Being new to this board, I do not see how to send a private message with my e-mail so we could communicate that way. If you are interested, perhaps you could send one to me with your e-mail.

Edit: I did manage to send a PM with my e-mail. Respond via e-mail address if you wish to continue.

Paul A.



Yes the plate is much more like 4mm thick. I call it a plate but it's much more like a strip.

I knew I was in trouble when I unscrewed the bolt and I felt it start binding towards the end of the travel, I knew it was damaged. The threads are clogged with material, guess I also need a M6x1 die.

Maybe there's some M6 screws I can buy but I wanna keep these.

I'm wondering if there's some industrial standard to this. The holes seem to be on 22mm centers.

edit: seems to be more likely to be M6X0.75mm screws, and in any case it looks like it's the threads in the screws that have been crushed, trying to re-tap them might not even work.

I just found some M6x1 bolts in my junk and they are coarser than the IKEA screws.
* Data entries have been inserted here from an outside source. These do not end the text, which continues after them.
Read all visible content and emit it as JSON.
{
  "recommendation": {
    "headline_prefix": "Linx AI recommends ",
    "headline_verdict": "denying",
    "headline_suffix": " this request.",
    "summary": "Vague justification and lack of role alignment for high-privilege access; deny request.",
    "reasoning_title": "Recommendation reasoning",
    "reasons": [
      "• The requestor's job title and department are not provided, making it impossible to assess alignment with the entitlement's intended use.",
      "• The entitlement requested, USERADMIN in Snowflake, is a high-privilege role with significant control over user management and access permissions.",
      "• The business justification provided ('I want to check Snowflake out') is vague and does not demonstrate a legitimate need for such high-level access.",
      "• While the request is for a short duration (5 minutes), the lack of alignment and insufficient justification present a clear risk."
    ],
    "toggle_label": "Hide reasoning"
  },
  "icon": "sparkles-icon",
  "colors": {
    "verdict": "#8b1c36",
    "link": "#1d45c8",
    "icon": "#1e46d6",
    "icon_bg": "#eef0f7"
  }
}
Guess my visual estimates suck.
« Last Edit: August 05, 2021, 08:37:53 am by EPAIII »
 

Offline Trailing Edge

  • Newbie
  • Posts: 3
  • Country: ca
  • aeronautical/mechanical engineer
    • sparweb.ca - DIY Wind Turbines and other projects
Re: Getting 10 small steel plates manufactured
« Reply #29 on: August 08, 2021, 03:23:19 am »
Howdy Alex,
I think this is the kind of thing you should be able to fix.
If your apartment isn't the place for cutting and drilling metal, consider finding a Makerspace.
This one is in Montreal:

https://www.heliosmakerspace.ca/

(I don't live in Montreal - any more - and I don't know anything about this particular place, just figured I could pass on the idea and see what you think.)
 

Offline Alex Eisenhut

  • Super Contributor
  • ***
  • Posts: 2874
  • Country: ca
  • Place text here.
Re: Getting 10 small steel plates manufactured
« Reply #30 on: August 16, 2021, 11:28:08 pm »
Found a decent set of metric taps and dies at the local hardware store. Figured it can't hurt to try to redress the threads: seems to work.
I wonder how much weaker the retention is now. Guess I over-thought the whole problem because I didn't have a set of taps and dies before.
Hoarder of 8-bit Commodore relics and 1960s Tektronix 500-series stuff.
 


Share me

Digg  Facebook  SlashDot  Delicious  Technorati  Twitter  Google  Yahoo
Smf